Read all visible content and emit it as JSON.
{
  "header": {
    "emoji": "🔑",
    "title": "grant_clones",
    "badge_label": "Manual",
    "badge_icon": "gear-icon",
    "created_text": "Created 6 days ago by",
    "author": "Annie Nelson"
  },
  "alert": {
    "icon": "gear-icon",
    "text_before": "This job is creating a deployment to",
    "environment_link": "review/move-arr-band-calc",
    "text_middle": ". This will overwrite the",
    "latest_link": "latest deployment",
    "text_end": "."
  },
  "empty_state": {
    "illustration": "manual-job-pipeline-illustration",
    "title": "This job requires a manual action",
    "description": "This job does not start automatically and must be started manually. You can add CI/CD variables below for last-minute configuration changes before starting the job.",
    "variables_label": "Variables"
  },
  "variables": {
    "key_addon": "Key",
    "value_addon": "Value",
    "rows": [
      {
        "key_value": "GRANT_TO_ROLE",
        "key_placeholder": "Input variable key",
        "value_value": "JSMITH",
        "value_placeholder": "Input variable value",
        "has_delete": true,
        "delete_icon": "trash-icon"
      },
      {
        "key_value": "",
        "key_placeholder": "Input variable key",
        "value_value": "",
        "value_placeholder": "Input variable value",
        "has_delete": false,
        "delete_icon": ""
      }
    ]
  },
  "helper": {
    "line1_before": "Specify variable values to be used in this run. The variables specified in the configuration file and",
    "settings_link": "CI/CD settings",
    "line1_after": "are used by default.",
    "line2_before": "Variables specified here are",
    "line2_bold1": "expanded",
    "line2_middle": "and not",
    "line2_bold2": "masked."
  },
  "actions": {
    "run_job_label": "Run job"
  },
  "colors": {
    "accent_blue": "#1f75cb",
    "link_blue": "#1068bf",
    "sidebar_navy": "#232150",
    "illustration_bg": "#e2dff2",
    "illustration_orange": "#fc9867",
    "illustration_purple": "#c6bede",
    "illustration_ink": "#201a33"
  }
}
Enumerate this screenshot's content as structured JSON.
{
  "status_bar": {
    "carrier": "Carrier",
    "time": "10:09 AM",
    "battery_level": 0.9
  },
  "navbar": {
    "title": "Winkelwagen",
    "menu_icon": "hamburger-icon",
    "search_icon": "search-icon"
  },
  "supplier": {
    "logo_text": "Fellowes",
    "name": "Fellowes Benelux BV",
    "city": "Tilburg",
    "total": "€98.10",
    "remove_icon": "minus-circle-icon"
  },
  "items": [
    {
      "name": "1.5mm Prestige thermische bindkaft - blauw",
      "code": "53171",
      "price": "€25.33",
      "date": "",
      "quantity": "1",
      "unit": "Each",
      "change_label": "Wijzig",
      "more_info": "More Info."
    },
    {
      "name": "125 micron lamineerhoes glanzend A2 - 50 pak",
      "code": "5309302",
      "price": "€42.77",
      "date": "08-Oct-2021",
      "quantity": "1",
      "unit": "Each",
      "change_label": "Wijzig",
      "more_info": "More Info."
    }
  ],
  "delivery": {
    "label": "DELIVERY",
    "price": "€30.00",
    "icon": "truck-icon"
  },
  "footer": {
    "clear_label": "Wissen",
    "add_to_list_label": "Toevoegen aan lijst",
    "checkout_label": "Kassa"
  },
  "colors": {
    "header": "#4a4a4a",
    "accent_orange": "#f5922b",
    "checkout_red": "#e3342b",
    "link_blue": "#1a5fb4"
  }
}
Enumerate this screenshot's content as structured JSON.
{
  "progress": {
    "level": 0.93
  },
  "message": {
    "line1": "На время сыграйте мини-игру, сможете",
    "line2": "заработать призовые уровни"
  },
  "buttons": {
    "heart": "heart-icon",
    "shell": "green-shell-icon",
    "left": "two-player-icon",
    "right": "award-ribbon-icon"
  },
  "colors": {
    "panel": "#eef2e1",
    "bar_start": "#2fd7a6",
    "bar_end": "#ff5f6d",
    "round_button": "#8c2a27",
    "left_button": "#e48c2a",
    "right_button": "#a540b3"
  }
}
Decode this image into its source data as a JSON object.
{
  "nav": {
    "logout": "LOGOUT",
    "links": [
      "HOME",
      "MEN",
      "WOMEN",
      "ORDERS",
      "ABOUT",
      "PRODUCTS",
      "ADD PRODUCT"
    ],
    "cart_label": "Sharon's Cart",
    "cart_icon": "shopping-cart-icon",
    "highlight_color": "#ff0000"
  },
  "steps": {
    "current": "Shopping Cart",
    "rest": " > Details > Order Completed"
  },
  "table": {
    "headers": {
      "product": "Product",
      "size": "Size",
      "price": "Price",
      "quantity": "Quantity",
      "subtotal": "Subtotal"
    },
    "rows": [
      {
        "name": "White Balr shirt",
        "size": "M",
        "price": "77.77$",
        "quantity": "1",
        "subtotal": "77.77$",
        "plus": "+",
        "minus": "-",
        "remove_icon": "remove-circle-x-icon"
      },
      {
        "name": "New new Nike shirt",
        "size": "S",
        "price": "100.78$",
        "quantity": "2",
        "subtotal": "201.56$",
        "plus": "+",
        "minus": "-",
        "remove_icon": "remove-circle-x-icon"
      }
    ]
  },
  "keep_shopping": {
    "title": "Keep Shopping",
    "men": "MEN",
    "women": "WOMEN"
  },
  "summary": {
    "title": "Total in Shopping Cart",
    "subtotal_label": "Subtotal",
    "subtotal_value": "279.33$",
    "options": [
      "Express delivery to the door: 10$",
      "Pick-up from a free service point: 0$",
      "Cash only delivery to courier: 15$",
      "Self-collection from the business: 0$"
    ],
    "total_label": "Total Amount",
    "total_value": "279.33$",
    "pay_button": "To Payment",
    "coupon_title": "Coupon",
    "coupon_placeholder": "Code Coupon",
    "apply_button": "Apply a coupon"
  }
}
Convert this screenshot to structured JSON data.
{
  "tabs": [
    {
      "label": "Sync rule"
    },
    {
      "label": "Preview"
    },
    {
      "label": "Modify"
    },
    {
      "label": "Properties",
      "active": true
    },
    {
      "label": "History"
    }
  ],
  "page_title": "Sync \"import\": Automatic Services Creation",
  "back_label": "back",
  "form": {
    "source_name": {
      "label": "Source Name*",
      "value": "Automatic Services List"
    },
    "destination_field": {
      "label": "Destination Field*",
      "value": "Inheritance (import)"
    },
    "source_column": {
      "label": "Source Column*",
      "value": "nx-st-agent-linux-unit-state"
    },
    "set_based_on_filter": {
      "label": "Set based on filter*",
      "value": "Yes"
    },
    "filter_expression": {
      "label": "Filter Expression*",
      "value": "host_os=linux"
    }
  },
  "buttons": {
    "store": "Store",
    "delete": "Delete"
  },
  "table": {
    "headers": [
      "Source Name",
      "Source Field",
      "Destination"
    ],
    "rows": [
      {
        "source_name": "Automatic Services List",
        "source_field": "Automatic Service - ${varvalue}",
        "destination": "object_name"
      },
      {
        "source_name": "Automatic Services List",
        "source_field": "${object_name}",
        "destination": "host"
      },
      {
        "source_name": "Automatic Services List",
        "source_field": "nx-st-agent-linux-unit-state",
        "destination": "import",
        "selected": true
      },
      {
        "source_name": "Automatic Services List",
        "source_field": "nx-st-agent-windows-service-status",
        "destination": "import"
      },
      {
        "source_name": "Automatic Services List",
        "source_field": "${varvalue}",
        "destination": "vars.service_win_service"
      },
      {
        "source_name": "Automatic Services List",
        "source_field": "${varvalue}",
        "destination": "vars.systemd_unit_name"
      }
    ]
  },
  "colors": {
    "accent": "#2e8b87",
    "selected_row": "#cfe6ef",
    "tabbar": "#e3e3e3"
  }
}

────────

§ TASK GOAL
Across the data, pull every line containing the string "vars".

§ OUTPUT FOR THIS EXERCISE
        "destination": "vars.service_win_service"
        "destination": "vars.systemd_unit_name"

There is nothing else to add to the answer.